Ironically, from the initial programme for rural sanitation in 1986, through various clones, up to the Swachh Bharat Mission of today, the emphasis has always been on latrine construction.
With ‘beneficiary’ households not committed to using them, it is not surprising that a majority of the toilets reportedly constructed through the years exist only on paper, providing a source of rampant corruption. It is estimated that only one in five of the toilets said to have been constructed since 2001 was in place in 2011. In a village that Coffey and Spears studied, latrines were found to have been provided by the government sans underground pit, toilet pan, outlet pipe, door and roof. But the ‘beneficiaries’ were not complaining: they used the incomplete structures for a variety of domestic purposes, and continued blithely to defecate in the open.
The fear of pollution associated with a toilet and, especially, a storage pit on the household premises, is only exceeded by the horror of having to empty the pit when it fills. Social mobility makes Dalits aspire to similar social norms and, hence, equally averse to household toilets.
As it is near impossible today to find willing people for the job, the problem of emptying storage pits – which are mistakenly believed to fill up in a matter of months rather than years – is a major impediment to toilet use. The authors pose a hypothetical question: will the economic demand created by a successful latrine-building programme bring a resurgence of something similar to manual scavenging, rolling back what progress has been achieved towards social equality?
Clearly, behaviour change lies at the heart of the challenge of open defecation in India. For a start, policy-makers should acknowledge the socio-cultural dimensions of the issue and set aside their aversion to talking about caste and untouchability.
The Swachh Bharat mission adopts an essentially technocratic approach, allocating a miniscule portion of its resources to behaviour change. The community-based strategy it proposes will work only to the extent the community buys into the challenge of modifying societal rules of purity and pollution.

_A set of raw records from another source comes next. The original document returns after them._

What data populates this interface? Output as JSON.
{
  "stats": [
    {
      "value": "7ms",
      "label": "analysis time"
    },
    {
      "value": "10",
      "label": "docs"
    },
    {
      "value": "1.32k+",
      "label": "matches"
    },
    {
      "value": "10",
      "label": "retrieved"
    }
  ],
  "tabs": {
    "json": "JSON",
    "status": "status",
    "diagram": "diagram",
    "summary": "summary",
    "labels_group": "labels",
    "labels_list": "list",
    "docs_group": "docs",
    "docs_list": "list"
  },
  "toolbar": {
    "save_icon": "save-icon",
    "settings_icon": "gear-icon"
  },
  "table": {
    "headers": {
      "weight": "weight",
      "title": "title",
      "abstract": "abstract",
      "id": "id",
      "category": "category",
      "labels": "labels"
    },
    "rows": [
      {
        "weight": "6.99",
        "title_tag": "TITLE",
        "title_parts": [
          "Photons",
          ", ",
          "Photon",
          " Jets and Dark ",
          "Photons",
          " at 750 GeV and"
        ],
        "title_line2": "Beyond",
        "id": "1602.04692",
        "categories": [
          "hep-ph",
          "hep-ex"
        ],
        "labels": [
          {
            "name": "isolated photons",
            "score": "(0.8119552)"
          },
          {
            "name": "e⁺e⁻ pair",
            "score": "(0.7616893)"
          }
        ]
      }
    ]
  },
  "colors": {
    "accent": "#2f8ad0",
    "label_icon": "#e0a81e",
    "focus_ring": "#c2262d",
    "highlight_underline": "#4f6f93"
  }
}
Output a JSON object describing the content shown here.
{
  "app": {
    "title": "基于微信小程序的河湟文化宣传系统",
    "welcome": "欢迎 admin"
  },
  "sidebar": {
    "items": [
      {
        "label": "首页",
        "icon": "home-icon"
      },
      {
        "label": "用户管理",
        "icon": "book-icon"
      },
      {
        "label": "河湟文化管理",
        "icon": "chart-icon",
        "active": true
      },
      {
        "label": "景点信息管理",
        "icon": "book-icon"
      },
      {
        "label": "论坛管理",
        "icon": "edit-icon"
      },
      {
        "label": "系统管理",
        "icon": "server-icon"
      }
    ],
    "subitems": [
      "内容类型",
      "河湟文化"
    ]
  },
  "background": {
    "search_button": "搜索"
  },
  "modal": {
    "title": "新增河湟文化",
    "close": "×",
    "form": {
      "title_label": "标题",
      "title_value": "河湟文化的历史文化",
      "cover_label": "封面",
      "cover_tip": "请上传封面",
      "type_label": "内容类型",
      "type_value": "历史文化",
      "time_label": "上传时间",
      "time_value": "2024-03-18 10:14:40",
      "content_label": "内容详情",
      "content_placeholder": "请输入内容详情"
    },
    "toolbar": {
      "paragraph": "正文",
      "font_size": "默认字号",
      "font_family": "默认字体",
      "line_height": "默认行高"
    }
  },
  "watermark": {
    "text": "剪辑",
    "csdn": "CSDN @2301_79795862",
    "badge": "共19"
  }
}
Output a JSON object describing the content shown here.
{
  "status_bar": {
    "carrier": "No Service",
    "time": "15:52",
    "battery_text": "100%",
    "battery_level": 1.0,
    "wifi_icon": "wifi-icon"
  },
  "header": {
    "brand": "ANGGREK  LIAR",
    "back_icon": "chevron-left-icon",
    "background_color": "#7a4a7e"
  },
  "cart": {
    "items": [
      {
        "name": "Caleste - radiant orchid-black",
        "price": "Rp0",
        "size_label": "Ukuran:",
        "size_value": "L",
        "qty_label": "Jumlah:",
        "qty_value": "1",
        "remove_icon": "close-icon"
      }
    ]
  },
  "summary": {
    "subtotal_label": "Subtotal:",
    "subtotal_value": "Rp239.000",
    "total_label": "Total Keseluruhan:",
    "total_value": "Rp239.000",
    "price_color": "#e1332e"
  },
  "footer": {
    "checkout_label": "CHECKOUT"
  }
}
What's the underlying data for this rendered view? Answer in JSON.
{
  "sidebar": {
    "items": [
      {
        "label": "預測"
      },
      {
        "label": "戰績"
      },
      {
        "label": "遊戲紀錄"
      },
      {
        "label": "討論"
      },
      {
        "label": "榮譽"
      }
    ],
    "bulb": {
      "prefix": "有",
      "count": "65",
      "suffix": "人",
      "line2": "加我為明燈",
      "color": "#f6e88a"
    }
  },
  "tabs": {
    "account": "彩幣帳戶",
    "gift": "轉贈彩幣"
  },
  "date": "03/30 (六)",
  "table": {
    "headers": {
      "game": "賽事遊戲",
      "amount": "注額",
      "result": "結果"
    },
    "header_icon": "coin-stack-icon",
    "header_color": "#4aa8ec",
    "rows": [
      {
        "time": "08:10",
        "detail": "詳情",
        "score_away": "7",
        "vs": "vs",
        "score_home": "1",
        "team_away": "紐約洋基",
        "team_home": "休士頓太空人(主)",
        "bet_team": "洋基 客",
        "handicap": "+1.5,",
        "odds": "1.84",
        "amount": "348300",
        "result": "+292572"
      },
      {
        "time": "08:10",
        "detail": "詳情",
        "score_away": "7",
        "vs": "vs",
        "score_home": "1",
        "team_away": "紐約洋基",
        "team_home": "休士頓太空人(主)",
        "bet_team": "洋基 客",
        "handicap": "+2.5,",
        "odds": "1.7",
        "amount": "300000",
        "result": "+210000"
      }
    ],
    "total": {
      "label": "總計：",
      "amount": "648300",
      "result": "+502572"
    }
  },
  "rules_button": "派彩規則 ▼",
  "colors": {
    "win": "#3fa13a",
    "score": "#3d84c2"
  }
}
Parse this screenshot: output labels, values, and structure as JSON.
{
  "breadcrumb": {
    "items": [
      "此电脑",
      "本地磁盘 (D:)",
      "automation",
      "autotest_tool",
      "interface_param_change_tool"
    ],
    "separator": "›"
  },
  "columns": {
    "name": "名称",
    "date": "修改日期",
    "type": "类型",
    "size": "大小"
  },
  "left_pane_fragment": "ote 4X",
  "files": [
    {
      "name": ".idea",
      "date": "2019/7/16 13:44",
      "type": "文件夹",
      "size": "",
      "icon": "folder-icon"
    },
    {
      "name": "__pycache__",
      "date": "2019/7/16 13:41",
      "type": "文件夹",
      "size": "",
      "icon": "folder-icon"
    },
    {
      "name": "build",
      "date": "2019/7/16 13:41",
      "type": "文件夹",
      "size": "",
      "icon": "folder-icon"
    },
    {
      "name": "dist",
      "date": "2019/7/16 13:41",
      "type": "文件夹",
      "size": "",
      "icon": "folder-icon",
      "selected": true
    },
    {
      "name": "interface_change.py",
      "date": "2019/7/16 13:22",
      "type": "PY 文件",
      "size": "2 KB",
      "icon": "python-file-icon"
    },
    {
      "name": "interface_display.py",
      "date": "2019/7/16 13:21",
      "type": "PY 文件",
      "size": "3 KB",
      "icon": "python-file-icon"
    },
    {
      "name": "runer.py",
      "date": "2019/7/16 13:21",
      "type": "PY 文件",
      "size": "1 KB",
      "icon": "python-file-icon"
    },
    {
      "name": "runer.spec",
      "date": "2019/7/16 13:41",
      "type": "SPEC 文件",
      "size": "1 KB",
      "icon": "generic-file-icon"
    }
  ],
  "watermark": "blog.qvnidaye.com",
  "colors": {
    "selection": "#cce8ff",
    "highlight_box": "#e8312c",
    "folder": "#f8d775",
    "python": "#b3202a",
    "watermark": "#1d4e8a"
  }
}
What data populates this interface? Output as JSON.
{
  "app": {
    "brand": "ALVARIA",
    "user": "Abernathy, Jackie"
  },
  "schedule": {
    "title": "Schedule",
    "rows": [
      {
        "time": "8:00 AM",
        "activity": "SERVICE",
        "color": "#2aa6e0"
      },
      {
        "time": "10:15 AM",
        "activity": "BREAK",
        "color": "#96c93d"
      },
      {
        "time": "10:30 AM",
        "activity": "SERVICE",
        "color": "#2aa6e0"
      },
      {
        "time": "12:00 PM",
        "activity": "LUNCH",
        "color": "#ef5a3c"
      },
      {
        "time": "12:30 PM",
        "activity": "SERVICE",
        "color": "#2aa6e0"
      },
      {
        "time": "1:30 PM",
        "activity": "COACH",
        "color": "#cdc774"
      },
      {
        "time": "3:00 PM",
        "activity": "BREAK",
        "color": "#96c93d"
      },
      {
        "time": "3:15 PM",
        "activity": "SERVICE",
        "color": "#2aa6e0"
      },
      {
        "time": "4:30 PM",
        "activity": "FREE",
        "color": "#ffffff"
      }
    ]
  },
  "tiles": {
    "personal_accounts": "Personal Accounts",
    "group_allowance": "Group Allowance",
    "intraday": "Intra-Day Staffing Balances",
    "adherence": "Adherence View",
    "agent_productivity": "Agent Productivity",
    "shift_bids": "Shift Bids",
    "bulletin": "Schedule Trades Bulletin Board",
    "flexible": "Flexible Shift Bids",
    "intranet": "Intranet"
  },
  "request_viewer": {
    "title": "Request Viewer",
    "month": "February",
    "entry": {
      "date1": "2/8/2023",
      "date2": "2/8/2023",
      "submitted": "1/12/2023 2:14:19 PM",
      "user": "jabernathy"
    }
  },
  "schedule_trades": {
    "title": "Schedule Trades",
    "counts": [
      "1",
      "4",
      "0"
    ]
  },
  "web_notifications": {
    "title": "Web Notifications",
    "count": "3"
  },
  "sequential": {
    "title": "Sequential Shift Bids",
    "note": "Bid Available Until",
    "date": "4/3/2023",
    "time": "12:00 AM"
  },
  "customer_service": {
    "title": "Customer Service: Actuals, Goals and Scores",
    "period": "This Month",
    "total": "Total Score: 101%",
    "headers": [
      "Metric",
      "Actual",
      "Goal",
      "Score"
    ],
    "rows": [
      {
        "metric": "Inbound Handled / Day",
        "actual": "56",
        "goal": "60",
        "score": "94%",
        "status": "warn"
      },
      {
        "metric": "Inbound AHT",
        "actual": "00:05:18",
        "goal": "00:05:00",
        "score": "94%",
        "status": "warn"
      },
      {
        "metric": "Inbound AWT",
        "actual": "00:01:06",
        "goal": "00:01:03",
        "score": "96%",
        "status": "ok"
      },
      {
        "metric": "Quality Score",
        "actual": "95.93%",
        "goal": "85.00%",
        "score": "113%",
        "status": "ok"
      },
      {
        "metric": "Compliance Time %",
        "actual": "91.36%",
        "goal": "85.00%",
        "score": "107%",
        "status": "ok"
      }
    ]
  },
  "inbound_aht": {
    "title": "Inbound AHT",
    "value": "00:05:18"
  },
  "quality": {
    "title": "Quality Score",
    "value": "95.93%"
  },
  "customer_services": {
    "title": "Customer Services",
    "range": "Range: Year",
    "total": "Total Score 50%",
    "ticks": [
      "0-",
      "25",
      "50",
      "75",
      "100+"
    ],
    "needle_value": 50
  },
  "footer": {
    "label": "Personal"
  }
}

“Above all, embrace the problem”, Coffey and Spears advocate. “Both the government and international development should be vocal about the causes of widespread open defecation in India. Struggling against untouchability is working towards the end of open defecation in India, and vice versa.”
Where India Goes is essential reading not only for policy-makers and development professionals, but for anyone interested in the paradoxes of development in the early 21st century. Presenting rigorous quantitative analysis for a lay person’s understanding alongside qualitative insights based on personal interactions, the book is an engaging and rewarding read.
As Angus Deaton, the Nobel laureate, puts it in his foreword:
It is one of the great achievements of this book that it works on so many levels, untangling the intellectual puzzles with the verve of a good mystery, telling us the stories of people who are suffering, how they live their lives, why they think and behave as they do and what sort of interventions might help or hurt them.
Govindan Nair is a retired civil servant who lives in Chennai after more than three decades in Uttar Pradesh, Delhi and overseas.